NEW HAMPSHIRE’S economy is booming, with increasing revenue and close-to-full employment. This is clearly good news, but it can also pose a significant challenge for employers that need to hire workers. This challenge is felt overwhelmingly in one of New Hampshire’s largest and most important sectors — health care.

New Hampshire’s hospitals provide lifesaving care to hundreds of your neighbors a day, including by functioning as New Hampshire’s new “hubs” for substance misuse treatment. Community health centers give our most vulnerable residents, including young children, access to critical medical care. Community mental health centers see thousands of patients every year, and are particularly necessary during our state’s mental health crisis. With our aging population, nursing homes are accepting the responsibility of caring for thousands of older adults.

None of these organizations can function effectively without qualified medical professionals to staff them.

There are currently hundreds of vacant clinical positions in medical centers across our state. Nursing homes are closing needed beds because of lack of staff. It is not hard to envision a community without access to these medical facilities if we do not find ways to grow the health-care workforce.
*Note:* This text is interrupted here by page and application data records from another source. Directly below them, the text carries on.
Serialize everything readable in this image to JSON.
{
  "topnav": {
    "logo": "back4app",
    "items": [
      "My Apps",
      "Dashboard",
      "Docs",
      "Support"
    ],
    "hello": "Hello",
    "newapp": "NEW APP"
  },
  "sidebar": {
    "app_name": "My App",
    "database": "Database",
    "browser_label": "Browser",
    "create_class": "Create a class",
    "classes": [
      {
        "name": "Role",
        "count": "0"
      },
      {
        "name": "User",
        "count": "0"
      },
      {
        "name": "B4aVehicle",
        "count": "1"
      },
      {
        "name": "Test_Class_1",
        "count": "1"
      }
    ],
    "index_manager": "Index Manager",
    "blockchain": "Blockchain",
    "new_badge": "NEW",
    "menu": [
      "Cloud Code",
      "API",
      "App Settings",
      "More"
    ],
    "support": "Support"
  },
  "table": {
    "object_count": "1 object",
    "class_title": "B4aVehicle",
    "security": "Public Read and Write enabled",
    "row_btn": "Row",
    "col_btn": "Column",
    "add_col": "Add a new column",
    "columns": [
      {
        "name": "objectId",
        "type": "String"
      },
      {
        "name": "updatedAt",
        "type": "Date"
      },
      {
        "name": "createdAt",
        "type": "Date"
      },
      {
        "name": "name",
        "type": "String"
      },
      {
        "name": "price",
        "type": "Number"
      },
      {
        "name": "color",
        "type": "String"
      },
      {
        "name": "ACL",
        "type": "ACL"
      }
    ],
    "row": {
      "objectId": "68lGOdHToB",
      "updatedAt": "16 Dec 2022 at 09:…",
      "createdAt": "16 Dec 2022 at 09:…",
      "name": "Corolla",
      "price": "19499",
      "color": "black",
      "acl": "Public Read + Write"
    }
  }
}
How can we keep our communities healthy without health-care workers?

The good news is that, as we move forward, there are opportunities to support and grow our health-care workforce.

Increasing the rates for Medicaid providers and decreasing administrative costs will also play a part in uplifting providers in their quest for talent. Both low Medicaid reimbursement rates and high administrative costs pose threats to health-care providers in their attempts to provide preventative and lifesaving health services.

Investing in the State Loan Repayment program, an existing program that offers student loan repayment for workers who agree to work in under-served areas for a certain time, can seriously benefit health-care providers in recruiting and retaining qualified staff. The program is successful, but extremely limited in size and in the areas of the state where it is available.

Recruiting new talent is an obvious way to fill the hundreds of vacant positions that are preventing Granite Staters from getting appropriate health care. We need to create strong residency programs and a pipeline for new professionals to meet the increasing demands of the workforce. Young people entering the workforce today are doing so in a drastically different working world than in the past. Employers need support in attracting these young people to health-care jobs and training them to work in this fast-paced industry effectively.

There is even more that we can do, like expanding options for tele-medicine opportunities, simplifying the overly-exhaustive background-check process for new employees, and reducing the number of Medicaid beneficiaries on which providers need to “spend down.”

As a package, these solutions will drastically improve the ability of health-care providers to recruit and retain workers, in turn keeping our children, friends, neighbors, and community members healthy.

Our state lawmakers have a responsibility to support policy that will promote the health of New Hampshire residents and help our state thrive economically. Health-care workforce development is one crucial way to do just that.

Jake Berry is vice president of policy at New Futures. New Futures is a nonpartisan, nonprofit health policy and advocacy organization, funded by foundations, including the N.H. Charitable Foundation, the Endowment for Health, the N.H. Children’s Health Foundation and the Annie E. Casey Foundation.